They have started a band, and they are spending their weekends and off hours writing songs and practicing. Without fail, these kids know everything there is to know about new music. They are listening all the time—they can discourse on Bob Dylan as easily as they can talk about the new e.p. from a new band from Little Rock, Arkansas, or wherever, and they have a whole hard drive full of demos from obscure artists that they have downloaded from the internet.

I wish that my students who want to be fiction writers were similarly engaged. But when I ask them what they’ve read recently, they frequently only manage to cough up the most obvious, high profile examples. What if my rock star students had only heard of …um….The Beatles? We listened to them in my Rock Music Class in high school. And…. And Justin Timberlake? And, uh, yeah, there’s that one band, My Chemical Romance, I heard one of their songs once.
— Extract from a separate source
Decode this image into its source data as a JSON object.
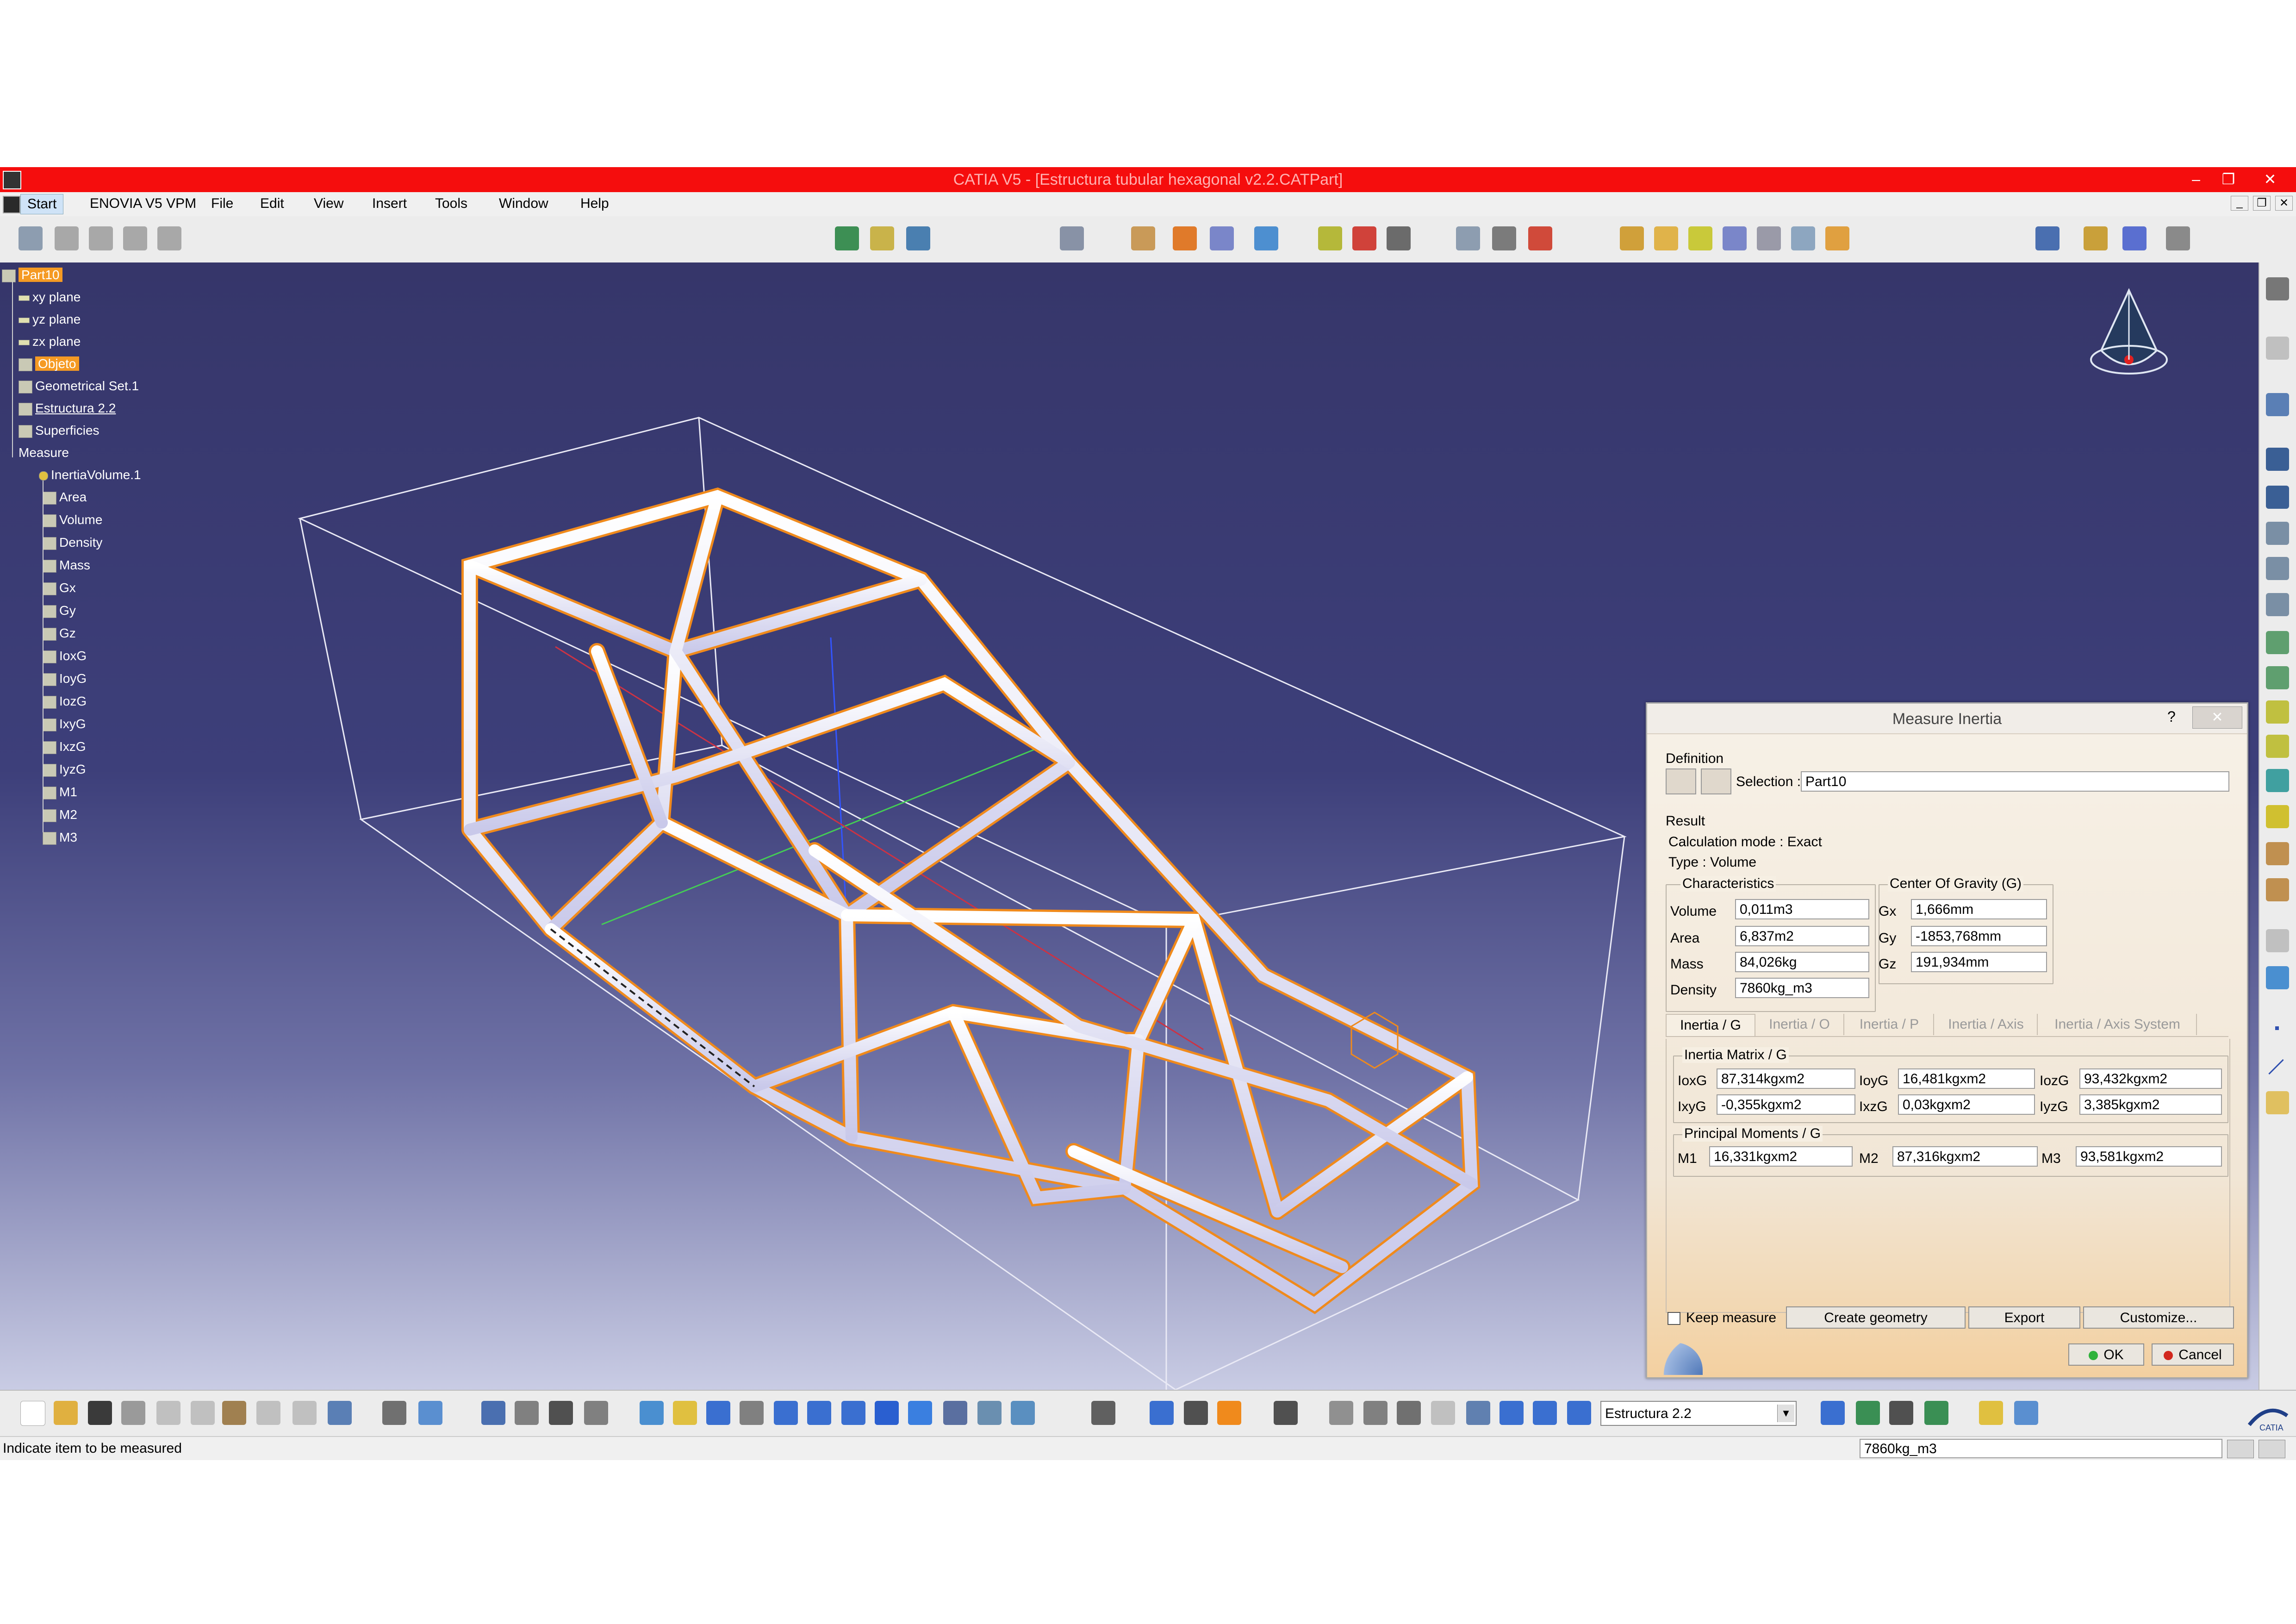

How awful would that be?

Young writers, if you want to be rock stars, you have to read.

It bears repeating: if you want to be a writer, you have to be a reader first.

Every writer I know worth their salt is a voracious reader, and many of them have the opposite attitude of the students mentioned above, summed up here by William Giraldi: “I don’t enjoy writing. I enjoy reading.”

See also: Blake Butler’s call to “Be an open node,” where he talks about concrete ways you can join the literary community:

(1) When you read something you like, in any form, write the author and tell them.

(2) Write reviews of books you like… You can’t expect to be recognized for your work if you aren’t recognizing others for their work. Open the doors.

(3) Interview writers… I have done this for years and have made friends by doing it, have ‘opened doors’ so to speak: in other words, by helping others, you are also helping yourself.

(4) If you have free time, start an online journal. Start a blog, a review, an anything. If you don’t know how I’ll help you. Say stuff. Mean what you say.

(5) If you have a journal already, respond faster. Pay attention to your inbox.

Filed under writing reading Dan Chaon Blake Butler